● Task:
Search the listing below for "sobre". Copy each matching line.

● Recorded information:
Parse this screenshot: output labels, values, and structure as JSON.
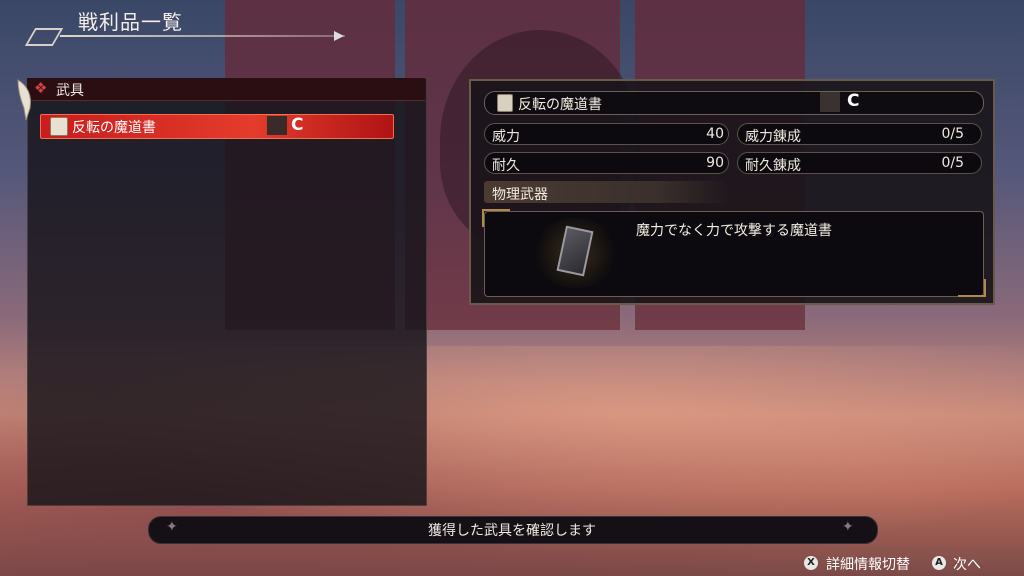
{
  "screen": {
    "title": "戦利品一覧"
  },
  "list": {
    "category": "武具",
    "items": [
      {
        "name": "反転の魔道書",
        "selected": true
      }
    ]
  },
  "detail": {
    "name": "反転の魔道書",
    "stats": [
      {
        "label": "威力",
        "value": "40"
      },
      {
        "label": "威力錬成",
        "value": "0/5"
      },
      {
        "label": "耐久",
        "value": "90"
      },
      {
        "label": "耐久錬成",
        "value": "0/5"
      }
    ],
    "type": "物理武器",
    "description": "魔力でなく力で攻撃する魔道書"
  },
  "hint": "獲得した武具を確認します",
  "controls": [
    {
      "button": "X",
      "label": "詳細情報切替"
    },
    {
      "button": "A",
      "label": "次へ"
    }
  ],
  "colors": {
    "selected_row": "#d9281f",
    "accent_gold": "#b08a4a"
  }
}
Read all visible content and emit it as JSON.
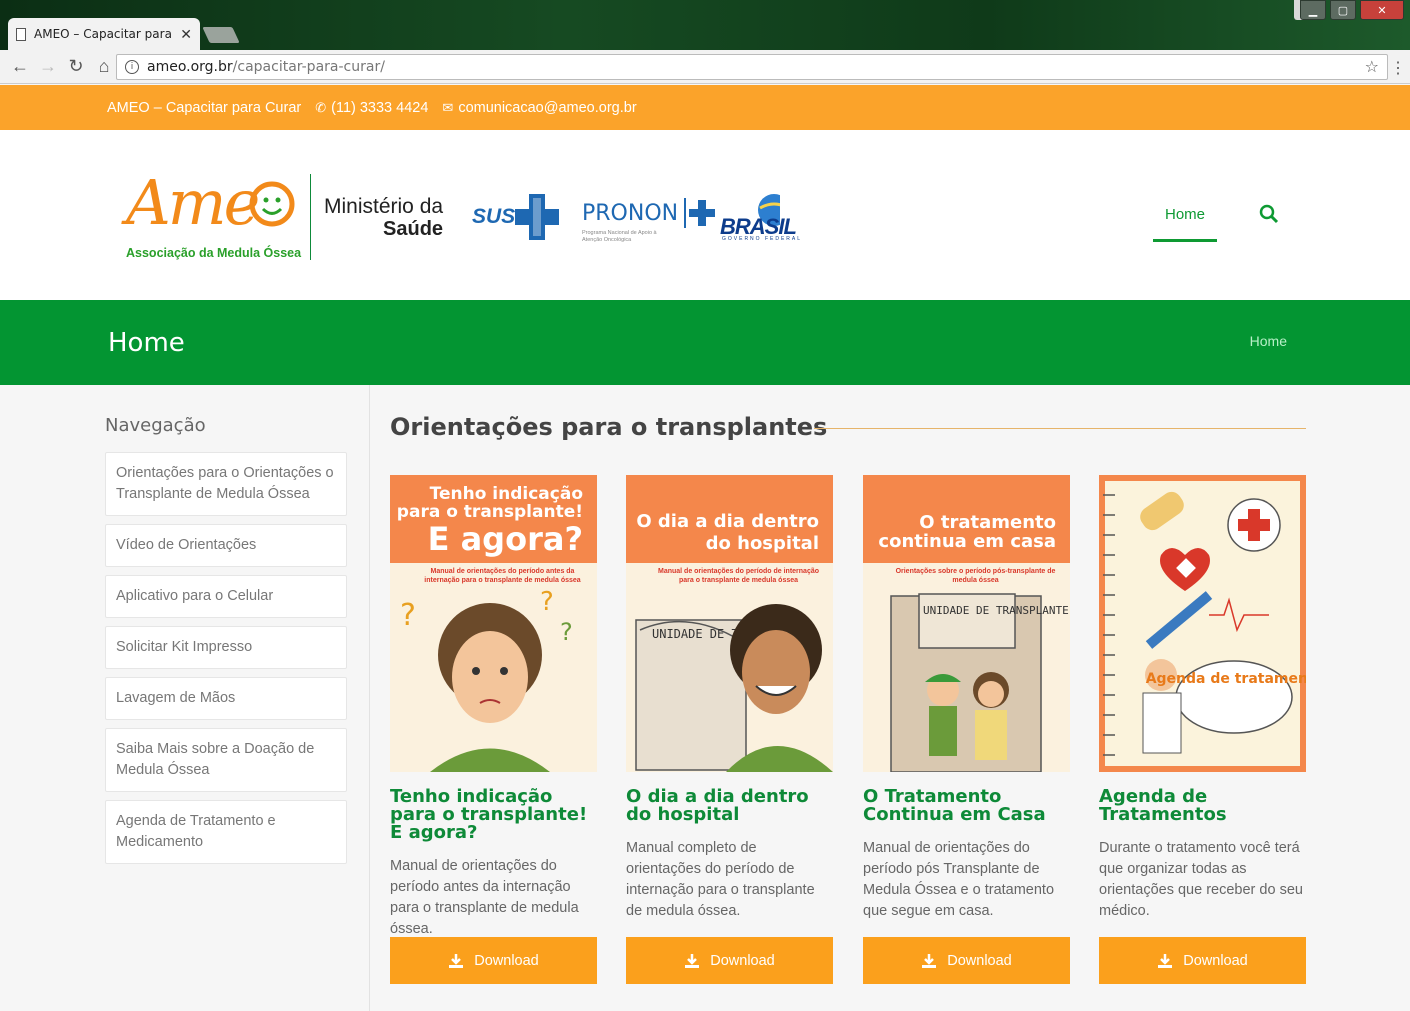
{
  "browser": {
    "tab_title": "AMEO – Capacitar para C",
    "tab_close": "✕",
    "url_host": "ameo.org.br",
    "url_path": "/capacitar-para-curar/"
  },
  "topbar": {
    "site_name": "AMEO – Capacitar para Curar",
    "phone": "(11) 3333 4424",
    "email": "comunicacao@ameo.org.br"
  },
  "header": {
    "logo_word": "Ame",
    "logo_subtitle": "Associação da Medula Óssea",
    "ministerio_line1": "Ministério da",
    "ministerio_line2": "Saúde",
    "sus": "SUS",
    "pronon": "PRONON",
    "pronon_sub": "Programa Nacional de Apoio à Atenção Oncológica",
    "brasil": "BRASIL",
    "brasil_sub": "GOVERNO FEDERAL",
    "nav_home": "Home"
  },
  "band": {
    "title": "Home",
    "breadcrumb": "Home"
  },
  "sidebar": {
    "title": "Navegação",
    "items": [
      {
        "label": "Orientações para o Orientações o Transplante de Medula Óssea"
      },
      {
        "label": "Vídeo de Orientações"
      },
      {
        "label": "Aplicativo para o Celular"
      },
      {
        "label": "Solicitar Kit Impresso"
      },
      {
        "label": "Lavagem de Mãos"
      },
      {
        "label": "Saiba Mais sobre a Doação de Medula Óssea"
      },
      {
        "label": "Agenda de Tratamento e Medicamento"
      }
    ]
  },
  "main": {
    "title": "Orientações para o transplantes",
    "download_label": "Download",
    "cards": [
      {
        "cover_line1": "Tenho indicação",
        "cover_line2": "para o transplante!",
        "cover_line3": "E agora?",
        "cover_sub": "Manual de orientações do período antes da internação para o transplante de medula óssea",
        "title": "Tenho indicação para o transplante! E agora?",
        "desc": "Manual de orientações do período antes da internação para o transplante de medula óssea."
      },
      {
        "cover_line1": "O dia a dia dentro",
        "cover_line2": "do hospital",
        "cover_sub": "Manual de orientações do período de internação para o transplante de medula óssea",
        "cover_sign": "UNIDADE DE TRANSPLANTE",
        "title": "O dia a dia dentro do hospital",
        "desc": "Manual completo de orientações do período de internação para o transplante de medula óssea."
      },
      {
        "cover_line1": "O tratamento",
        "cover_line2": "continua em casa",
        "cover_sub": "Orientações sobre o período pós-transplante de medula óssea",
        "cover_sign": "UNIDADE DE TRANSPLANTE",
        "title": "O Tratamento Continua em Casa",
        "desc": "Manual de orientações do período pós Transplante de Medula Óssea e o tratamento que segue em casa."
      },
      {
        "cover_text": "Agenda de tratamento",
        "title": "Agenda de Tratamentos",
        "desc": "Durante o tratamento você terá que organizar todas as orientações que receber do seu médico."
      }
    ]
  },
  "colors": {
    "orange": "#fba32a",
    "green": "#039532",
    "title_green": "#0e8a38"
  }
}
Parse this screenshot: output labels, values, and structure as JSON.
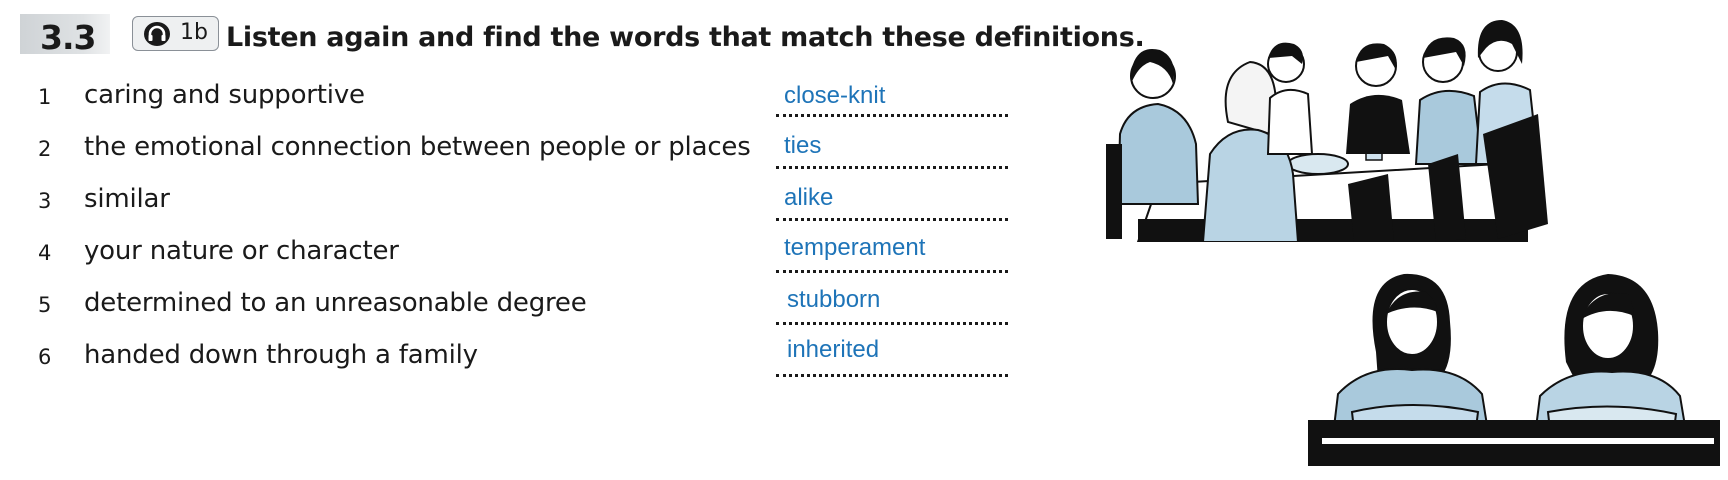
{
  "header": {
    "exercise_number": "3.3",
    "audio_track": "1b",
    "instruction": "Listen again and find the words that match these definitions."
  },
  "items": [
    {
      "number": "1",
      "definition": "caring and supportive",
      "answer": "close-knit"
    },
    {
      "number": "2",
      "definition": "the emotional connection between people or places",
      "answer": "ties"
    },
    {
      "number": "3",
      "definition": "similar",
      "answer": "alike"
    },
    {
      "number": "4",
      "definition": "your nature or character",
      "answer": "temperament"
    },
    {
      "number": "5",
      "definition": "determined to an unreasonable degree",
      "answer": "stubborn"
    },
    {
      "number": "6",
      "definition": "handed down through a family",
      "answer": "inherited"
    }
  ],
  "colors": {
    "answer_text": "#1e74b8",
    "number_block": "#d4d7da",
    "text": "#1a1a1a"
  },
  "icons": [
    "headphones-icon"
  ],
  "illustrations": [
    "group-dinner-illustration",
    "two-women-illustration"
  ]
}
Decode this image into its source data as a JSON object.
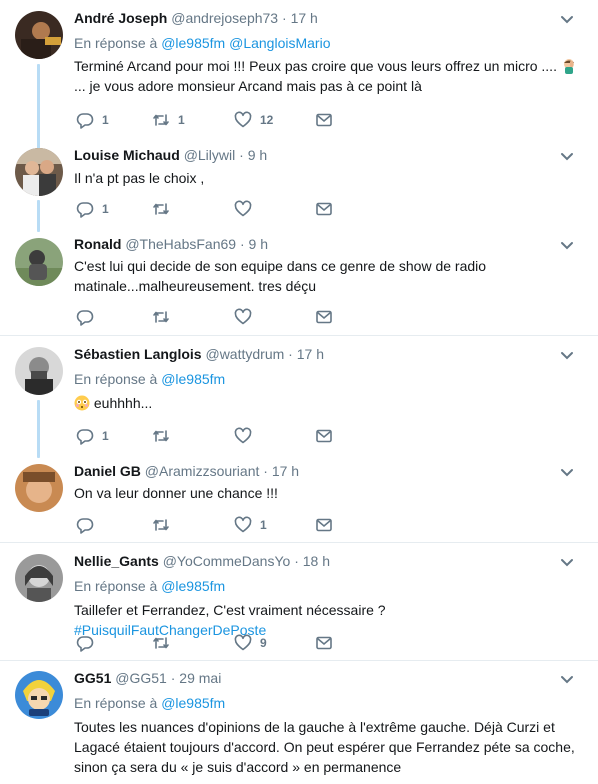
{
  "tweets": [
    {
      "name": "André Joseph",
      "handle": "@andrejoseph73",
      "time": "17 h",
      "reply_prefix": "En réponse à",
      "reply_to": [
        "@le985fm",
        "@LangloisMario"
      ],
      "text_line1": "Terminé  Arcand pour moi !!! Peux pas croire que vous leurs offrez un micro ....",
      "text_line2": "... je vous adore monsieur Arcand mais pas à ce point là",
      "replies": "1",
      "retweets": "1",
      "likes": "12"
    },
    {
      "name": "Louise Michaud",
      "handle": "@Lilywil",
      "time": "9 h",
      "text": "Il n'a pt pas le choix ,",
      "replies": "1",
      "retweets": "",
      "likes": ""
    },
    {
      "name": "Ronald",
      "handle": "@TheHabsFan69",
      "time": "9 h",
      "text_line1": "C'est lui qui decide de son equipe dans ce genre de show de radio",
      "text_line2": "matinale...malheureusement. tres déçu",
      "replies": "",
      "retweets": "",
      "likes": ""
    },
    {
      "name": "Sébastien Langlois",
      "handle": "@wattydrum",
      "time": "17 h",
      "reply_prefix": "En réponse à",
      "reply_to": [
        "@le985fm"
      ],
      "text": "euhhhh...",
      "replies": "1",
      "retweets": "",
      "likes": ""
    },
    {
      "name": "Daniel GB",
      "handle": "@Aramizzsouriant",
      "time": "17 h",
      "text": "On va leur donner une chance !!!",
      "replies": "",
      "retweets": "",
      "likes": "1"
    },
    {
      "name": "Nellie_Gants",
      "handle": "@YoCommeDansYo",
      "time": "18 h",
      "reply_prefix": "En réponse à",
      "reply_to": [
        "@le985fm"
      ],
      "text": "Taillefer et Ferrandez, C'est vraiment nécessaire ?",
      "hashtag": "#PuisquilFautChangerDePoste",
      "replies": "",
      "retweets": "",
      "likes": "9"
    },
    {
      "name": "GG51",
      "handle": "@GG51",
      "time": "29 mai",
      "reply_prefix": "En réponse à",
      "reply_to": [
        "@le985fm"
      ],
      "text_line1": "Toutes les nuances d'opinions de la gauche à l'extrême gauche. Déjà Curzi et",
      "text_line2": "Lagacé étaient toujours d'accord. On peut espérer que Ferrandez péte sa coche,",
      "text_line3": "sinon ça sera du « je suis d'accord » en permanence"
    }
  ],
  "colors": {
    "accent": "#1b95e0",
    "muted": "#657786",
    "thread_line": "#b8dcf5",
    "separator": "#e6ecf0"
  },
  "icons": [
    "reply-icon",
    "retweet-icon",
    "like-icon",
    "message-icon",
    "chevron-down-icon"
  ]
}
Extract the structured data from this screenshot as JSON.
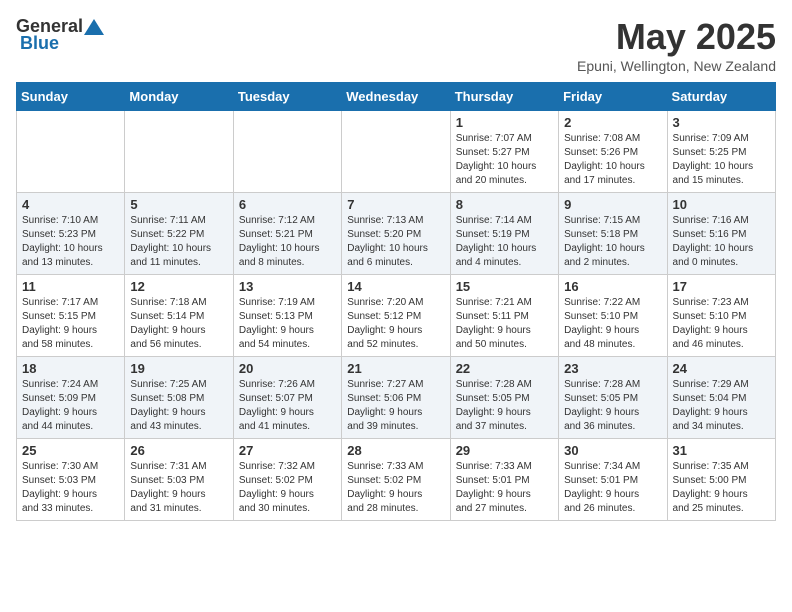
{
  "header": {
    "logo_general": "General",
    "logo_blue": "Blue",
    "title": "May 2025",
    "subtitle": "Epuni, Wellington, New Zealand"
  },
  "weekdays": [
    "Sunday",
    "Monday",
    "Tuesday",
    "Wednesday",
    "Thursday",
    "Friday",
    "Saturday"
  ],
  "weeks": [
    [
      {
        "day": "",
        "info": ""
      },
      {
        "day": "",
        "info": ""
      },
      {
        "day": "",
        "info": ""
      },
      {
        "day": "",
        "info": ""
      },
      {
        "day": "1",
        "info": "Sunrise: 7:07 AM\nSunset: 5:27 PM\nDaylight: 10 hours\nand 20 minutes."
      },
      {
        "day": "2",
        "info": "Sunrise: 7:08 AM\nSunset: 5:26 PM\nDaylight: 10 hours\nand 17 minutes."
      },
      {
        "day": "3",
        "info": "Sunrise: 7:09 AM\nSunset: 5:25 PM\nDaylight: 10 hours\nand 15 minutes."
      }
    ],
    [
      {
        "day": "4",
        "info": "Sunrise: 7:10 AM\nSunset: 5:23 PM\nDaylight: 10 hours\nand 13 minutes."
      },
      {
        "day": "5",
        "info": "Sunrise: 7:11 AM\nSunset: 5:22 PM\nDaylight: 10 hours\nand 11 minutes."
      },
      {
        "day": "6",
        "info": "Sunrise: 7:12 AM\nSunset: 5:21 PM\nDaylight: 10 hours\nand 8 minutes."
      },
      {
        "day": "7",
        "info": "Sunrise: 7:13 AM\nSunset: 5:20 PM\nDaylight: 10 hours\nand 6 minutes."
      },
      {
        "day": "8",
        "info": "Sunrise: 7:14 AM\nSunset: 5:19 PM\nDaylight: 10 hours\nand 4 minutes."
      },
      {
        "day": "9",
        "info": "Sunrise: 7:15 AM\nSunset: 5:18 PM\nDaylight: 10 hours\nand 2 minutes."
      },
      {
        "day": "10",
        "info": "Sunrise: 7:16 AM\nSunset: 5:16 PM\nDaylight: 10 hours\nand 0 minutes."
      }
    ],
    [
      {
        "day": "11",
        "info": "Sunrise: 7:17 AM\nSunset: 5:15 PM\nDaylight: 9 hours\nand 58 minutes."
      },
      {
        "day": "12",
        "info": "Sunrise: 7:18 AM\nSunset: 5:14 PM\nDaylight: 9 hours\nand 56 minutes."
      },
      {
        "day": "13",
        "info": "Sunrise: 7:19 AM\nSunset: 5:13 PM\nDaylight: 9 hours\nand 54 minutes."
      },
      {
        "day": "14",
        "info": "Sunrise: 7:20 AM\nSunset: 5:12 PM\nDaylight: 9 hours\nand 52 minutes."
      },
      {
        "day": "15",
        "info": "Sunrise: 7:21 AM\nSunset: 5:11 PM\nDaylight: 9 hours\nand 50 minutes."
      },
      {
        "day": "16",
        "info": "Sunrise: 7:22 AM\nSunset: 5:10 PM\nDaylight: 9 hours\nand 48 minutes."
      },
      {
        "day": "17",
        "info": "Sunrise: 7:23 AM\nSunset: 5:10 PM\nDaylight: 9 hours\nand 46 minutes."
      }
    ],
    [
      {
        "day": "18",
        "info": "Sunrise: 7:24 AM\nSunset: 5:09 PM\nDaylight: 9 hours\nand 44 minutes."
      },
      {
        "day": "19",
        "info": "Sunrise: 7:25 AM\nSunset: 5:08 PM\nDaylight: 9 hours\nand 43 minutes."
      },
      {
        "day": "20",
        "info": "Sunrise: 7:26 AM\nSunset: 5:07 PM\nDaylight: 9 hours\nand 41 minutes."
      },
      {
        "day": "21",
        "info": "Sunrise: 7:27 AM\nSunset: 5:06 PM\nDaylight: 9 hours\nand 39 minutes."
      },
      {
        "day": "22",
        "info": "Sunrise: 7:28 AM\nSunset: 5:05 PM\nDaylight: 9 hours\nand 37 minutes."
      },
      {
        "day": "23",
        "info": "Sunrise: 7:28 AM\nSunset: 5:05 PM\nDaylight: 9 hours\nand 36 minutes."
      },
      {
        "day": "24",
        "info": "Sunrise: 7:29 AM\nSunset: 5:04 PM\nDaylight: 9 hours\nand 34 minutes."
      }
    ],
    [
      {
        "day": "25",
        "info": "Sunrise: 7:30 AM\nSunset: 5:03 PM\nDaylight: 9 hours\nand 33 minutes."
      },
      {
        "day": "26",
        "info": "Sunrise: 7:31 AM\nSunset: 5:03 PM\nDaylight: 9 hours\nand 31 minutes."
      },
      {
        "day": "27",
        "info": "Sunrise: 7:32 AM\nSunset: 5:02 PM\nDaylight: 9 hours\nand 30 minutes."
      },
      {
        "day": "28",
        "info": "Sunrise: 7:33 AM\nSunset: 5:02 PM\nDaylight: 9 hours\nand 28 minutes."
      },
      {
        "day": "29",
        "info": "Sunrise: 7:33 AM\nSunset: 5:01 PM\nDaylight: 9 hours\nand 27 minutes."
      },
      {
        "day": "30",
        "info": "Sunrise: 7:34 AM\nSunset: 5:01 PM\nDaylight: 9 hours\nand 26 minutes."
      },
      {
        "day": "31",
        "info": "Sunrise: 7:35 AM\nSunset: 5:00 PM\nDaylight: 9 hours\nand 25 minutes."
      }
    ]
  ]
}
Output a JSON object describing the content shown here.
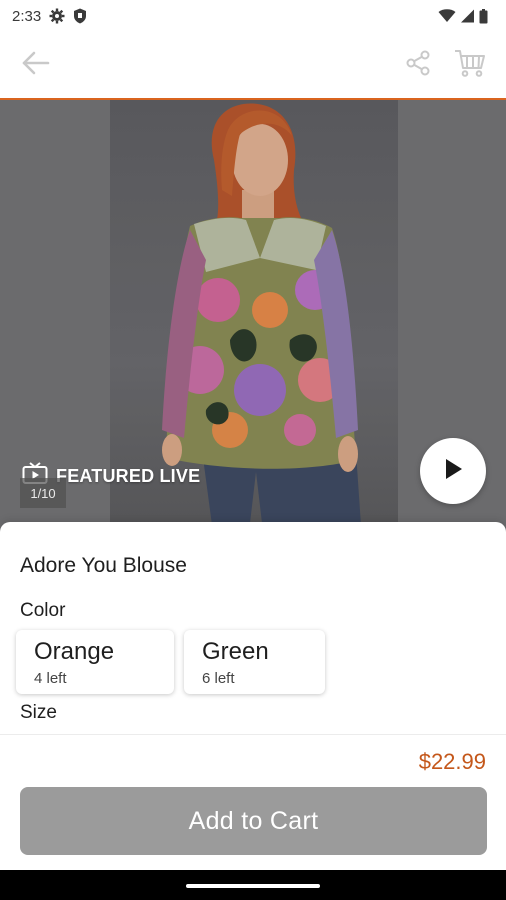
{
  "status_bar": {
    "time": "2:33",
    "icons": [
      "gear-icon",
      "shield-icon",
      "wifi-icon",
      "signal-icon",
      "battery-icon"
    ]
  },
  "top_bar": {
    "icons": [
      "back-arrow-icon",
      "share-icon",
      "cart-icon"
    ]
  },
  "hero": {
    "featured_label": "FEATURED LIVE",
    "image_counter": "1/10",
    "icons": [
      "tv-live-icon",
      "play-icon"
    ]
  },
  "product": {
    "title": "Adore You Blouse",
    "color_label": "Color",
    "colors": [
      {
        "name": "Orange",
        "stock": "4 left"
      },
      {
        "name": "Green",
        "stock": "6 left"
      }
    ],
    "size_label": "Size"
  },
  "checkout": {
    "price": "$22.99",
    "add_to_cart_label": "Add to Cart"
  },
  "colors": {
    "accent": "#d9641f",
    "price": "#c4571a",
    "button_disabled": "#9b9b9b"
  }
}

● Expected answer:
        "label": "Saiba Mais sobre a Doação de Medula Óssea"
        "cover_sub": "Orientações sobre o período pós-transplante de medula óssea",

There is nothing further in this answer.